The salient points are this: before my wife and I embarked on our trip to Africa this time last year, my friend told her neighbor about our journey and the neighbor, an editor for the L.A. Times, got in touch with me informally to see if I’d be interested in documenting the Rwandan portion of the trip for as an article, packaged with our photos and videoclips. Thought it seemed like a slam-dunk, it’s not as if publication was guaranteed and certainly no deadlines were discussed, nor any rates of pay.

Absolutely, I said, and off we went. Upon our return, I was decidedly slow in getting the piece finished in large part because I was finding it difficult to convey in words how freakin’ transcendental it was to be 20-feet (and less) to any number of the last remaining mountain gorillas on the planet, and in smaller part because at some point the editor relayed to me that her section’s freelance budget was tapped out for the remaininder of 2005, but there was thought that it could be used in 2006.

The ensuing timeline isn’t really important other than the editor told me that instead of plans for it as a stand-alone feature there were thoughts on including it in and Africa package booked for this summer and eventually I lit enough of a fire under my butt to file a first draft, which was reviewed and returned with copious notes offering suggestions and corrections, and a couple months later I relit that fire and (by now it’s May) submitted a revised manuscript that I felt was pretty solid and incorporated a lot of the suggestions and corrections that had been requested.

The editor acknowledged receiving it and that she planned to review it and send it on up the line — again it was all on spec; no money was ever discussed or greenlight given.

Fast forward to about a week before Susan and I left for our roadtrip at the end of June. Having heard nothing in the interim (and thus sensing the editing on the wall), I dropped the editor an email looking for any status report she could provide and advising her that since I would be out of town for the next two-plus weeks if the article was to be included now would be a good time to figure out what photos/videos they might want to use with the piece.

It didn’t take long for her reply to get back to me and it wasn’t the news for which I’d been hoping. She told me my piece hadn’t passed muster, partially because a decision was made to go with a staffer’s article on chimpanzees in Tanzania. She said she’d sniff around to see if there was any thought to using it later, but I think she was just trying to be nice. I certainly didn’t hold out much hope for that happening. It seemed highly unlikely that a section devoted to Africa would then come back a few weeks or months later with a piece on trekking after Rwanda’s mountain gorillas.

I thanked her for her efforts and involvement and told her that in the meantime I’d be submitting the article elsewhere, which I did. I wasted no time in pulling together a package sent off to the query editor of National Geogrphic Traveler magazine, which was rejected quickly.

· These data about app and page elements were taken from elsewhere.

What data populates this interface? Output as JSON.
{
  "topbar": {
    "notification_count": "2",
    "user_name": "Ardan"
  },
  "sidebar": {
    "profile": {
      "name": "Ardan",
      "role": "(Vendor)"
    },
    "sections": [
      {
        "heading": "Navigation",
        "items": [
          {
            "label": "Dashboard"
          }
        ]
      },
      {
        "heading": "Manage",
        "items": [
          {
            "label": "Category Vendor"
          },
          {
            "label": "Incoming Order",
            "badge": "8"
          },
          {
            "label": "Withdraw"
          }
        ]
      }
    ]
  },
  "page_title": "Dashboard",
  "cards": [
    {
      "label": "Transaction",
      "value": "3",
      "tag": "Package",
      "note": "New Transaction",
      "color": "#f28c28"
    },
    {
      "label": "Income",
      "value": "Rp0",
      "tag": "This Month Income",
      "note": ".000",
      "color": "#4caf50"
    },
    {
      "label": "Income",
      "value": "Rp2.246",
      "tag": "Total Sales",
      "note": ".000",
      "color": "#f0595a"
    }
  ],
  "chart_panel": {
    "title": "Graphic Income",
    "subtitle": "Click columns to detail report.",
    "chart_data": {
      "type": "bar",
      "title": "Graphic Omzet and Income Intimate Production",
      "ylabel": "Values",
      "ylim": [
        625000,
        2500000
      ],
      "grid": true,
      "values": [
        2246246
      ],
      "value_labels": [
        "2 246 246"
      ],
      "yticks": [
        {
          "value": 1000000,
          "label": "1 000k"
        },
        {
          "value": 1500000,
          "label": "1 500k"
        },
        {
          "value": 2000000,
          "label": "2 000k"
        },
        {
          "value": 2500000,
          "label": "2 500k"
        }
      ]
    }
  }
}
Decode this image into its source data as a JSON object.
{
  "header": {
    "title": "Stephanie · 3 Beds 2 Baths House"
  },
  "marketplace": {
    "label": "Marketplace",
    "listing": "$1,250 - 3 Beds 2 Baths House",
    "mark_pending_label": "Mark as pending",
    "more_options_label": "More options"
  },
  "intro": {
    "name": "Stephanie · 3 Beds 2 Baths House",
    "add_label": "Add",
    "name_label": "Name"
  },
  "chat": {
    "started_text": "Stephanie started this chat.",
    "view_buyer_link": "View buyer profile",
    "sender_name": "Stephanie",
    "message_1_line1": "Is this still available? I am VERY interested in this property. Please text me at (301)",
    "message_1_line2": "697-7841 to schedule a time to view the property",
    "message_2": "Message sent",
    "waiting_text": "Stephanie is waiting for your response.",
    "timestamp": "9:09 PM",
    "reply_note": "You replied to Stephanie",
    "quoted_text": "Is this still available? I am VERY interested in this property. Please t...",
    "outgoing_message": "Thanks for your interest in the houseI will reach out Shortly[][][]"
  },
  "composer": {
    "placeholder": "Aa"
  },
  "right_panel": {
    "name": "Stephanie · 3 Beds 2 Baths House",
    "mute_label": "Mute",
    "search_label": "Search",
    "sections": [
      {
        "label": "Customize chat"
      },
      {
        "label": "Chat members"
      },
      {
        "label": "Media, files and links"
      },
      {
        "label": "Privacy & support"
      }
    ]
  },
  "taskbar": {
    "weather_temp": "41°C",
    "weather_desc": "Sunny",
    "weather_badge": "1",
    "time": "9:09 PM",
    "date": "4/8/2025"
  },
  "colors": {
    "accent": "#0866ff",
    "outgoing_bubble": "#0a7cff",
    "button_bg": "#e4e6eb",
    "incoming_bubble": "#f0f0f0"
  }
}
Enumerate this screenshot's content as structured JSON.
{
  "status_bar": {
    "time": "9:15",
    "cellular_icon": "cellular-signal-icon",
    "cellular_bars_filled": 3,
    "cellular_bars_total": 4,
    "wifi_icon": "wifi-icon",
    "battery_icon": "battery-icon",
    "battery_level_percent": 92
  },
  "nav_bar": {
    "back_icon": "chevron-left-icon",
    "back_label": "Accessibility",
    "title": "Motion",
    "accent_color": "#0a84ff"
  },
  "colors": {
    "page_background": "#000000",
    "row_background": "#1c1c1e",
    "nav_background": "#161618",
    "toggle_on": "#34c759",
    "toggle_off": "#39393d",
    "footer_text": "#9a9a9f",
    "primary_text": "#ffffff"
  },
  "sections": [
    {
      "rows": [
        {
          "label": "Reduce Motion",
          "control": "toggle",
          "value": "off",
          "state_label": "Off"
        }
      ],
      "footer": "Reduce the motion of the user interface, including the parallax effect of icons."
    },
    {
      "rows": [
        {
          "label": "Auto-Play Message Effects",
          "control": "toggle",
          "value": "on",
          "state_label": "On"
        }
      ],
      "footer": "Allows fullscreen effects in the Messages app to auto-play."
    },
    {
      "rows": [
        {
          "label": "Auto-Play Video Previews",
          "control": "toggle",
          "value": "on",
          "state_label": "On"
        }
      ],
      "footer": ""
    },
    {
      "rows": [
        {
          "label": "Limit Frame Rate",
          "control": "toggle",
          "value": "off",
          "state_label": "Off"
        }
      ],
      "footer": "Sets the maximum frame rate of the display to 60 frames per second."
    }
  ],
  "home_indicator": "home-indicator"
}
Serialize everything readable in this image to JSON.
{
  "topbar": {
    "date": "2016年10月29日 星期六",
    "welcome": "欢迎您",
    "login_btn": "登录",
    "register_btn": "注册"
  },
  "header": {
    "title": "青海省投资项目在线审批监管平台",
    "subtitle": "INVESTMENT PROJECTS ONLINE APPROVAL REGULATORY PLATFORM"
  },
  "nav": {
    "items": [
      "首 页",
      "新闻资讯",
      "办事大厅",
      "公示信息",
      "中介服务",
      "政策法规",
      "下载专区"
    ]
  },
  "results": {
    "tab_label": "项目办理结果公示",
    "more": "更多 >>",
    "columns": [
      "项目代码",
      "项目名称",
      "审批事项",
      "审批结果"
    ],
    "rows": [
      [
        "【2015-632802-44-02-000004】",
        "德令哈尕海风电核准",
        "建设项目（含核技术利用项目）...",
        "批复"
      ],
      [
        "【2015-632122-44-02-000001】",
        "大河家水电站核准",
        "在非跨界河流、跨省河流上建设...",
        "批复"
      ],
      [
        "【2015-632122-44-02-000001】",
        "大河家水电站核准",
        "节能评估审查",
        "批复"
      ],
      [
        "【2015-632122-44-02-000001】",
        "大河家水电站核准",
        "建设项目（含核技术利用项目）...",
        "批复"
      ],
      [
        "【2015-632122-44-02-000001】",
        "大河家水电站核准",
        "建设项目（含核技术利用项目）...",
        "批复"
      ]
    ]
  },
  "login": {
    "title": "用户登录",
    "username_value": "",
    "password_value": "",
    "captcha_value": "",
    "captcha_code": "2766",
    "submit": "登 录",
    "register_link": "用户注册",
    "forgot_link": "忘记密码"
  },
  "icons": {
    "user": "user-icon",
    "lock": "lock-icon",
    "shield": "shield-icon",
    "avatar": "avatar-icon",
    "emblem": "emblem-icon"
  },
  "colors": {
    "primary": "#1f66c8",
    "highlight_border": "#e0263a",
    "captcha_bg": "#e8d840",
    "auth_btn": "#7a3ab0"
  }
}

I found my return envelope in our mail Saturday. In with the query letter and the clips was a postcard with the following:

We appreciate receiving your recent submission. It has been carefully reviewed, but we regret to inform you that it cannot be adapted for use in the magazine at this time. Please excuse this form response. The volume of submissions we receive each week makes it impossible for us to reply personally to each one, as much as we would like to. Thank you for your understanding and for your interest in Traveler.

Oh well, I figure I’ll bundle it up and send it off a couple more places and if rejections follow in those wakes I’ll look into posting it here. After all, the I know the editor. He can’t pay me nothing but he’s a really nice guy who doesn’t believe in form rejections and certainly he wouldn’t thank you for understanding them.

And it sure beats writing on spec.